-- Dataset rows describing interfaces --
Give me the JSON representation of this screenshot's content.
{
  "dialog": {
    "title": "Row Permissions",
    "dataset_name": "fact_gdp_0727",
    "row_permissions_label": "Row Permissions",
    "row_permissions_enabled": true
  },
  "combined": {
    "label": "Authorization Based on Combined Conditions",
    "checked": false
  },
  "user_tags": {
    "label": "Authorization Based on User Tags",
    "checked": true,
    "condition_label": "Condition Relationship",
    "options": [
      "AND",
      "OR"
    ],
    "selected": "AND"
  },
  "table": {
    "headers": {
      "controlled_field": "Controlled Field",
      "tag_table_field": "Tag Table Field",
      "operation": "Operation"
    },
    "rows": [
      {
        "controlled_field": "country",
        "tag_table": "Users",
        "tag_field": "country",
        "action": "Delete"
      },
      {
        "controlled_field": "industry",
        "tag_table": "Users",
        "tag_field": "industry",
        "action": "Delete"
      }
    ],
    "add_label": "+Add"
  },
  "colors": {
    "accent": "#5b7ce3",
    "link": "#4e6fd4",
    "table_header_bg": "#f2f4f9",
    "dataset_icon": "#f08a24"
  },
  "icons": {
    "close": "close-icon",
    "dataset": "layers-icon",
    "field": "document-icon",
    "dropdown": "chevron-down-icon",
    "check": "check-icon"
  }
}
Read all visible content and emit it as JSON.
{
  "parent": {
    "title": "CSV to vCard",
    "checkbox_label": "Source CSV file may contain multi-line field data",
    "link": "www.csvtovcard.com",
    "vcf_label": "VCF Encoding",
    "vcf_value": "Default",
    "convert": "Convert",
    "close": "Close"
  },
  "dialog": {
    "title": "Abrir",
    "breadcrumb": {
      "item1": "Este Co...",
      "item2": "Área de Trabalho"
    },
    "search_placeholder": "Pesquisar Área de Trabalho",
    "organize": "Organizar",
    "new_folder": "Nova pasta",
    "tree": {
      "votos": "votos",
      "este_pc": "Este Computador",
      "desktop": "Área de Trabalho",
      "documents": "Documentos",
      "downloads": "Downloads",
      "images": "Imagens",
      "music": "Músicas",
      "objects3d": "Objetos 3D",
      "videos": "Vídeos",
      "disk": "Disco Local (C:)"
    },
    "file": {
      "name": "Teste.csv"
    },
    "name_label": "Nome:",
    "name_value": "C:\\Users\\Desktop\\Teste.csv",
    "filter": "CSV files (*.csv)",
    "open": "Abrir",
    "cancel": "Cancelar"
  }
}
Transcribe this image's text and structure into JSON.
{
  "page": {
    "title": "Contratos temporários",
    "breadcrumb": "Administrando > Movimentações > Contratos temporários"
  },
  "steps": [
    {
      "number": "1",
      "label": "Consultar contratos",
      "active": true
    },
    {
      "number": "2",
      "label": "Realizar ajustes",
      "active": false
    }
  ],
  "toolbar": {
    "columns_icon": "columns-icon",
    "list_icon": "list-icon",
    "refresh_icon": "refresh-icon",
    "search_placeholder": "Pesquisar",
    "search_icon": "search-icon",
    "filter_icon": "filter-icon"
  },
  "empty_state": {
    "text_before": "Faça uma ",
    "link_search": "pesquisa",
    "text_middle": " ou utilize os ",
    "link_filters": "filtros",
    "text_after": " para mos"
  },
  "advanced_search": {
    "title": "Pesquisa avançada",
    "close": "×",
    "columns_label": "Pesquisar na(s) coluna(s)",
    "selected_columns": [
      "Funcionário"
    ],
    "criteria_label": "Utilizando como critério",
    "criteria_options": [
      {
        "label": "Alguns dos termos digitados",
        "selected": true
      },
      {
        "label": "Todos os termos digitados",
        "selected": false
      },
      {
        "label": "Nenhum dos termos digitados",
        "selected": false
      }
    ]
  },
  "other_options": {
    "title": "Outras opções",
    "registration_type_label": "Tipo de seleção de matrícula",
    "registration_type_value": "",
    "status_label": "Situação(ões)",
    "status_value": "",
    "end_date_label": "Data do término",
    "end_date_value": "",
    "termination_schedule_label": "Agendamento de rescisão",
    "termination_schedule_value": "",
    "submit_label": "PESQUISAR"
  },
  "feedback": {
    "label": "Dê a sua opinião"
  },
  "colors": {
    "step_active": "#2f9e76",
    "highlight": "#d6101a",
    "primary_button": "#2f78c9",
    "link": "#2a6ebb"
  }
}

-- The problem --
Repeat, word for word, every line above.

-- Your response --
Give me the JSON representation of this screenshot's content.
{
  "dialog": {
    "title": "Row Permissions",
    "dataset_name": "fact_gdp_0727",
    "row_permissions_label": "Row Permissions",
    "row_permissions_enabled": true
  },
  "combined": {
    "label": "Authorization Based on Combined Conditions",
    "checked": false
  },
  "user_tags": {
    "label": "Authorization Based on User Tags",
    "checked": true,
    "condition_label": "Condition Relationship",
    "options": [
      "AND",
      "OR"
    ],
    "selected": "AND"
  },
  "table": {
    "headers": {
      "controlled_field": "Controlled Field",
      "tag_table_field": "Tag Table Field",
      "operation": "Operation"
    },
    "rows": [
      {
        "controlled_field": "country",
        "tag_table": "Users",
        "tag_field": "country",
        "action": "Delete"
      },
      {
        "controlled_field": "industry",
        "tag_table": "Users",
        "tag_field": "industry",
        "action": "Delete"
      }
    ],
    "add_label": "+Add"
  },
  "colors": {
    "accent": "#5b7ce3",
    "link": "#4e6fd4",
    "table_header_bg": "#f2f4f9",
    "dataset_icon": "#f08a24"
  },
  "icons": {
    "close": "close-icon",
    "dataset": "layers-icon",
    "field": "document-icon",
    "dropdown": "chevron-down-icon",
    "check": "check-icon"
  }
}
Read all visible content and emit it as JSON.
{
  "parent": {
    "title": "CSV to vCard",
    "checkbox_label": "Source CSV file may contain multi-line field data",
    "link": "www.csvtovcard.com",
    "vcf_label": "VCF Encoding",
    "vcf_value": "Default",
    "convert": "Convert",
    "close": "Close"
  },
  "dialog": {
    "title": "Abrir",
    "breadcrumb": {
      "item1": "Este Co...",
      "item2": "Área de Trabalho"
    },
    "search_placeholder": "Pesquisar Área de Trabalho",
    "organize": "Organizar",
    "new_folder": "Nova pasta",
    "tree": {
      "votos": "votos",
      "este_pc": "Este Computador",
      "desktop": "Área de Trabalho",
      "documents": "Documentos",
      "downloads": "Downloads",
      "images": "Imagens",
      "music": "Músicas",
      "objects3d": "Objetos 3D",
      "videos": "Vídeos",
      "disk": "Disco Local (C:)"
    },
    "file": {
      "name": "Teste.csv"
    },
    "name_label": "Nome:",
    "name_value": "C:\\Users\\Desktop\\Teste.csv",
    "filter": "CSV files (*.csv)",
    "open": "Abrir",
    "cancel": "Cancelar"
  }
}
Transcribe this image's text and structure into JSON.
{
  "page": {
    "title": "Contratos temporários",
    "breadcrumb": "Administrando > Movimentações > Contratos temporários"
  },
  "steps": [
    {
      "number": "1",
      "label": "Consultar contratos",
      "active": true
    },
    {
      "number": "2",
      "label": "Realizar ajustes",
      "active": false
    }
  ],
  "toolbar": {
    "columns_icon": "columns-icon",
    "list_icon": "list-icon",
    "refresh_icon": "refresh-icon",
    "search_placeholder": "Pesquisar",
    "search_icon": "search-icon",
    "filter_icon": "filter-icon"
  },
  "empty_state": {
    "text_before": "Faça uma ",
    "link_search": "pesquisa",
    "text_middle": " ou utilize os ",
    "link_filters": "filtros",
    "text_after": " para mos"
  },
  "advanced_search": {
    "title": "Pesquisa avançada",
    "close": "×",
    "columns_label": "Pesquisar na(s) coluna(s)",
    "selected_columns": [
      "Funcionário"
    ],
    "criteria_label": "Utilizando como critério",
    "criteria_options": [
      {
        "label": "Alguns dos termos digitados",
        "selected": true
      },
      {
        "label": "Todos os termos digitados",
        "selected": false
      },
      {
        "label": "Nenhum dos termos digitados",
        "selected": false
      }
    ]
  },
  "other_options": {
    "title": "Outras opções",
    "registration_type_label": "Tipo de seleção de matrícula",
    "registration_type_value": "",
    "status_label": "Situação(ões)",
    "status_value": "",
    "end_date_label": "Data do término",
    "end_date_value": "",
    "termination_schedule_label": "Agendamento de rescisão",
    "termination_schedule_value": "",
    "submit_label": "PESQUISAR"
  },
  "feedback": {
    "label": "Dê a sua opinião"
  },
  "colors": {
    "step_active": "#2f9e76",
    "highlight": "#d6101a",
    "primary_button": "#2f78c9",
    "link": "#2a6ebb"
  }
}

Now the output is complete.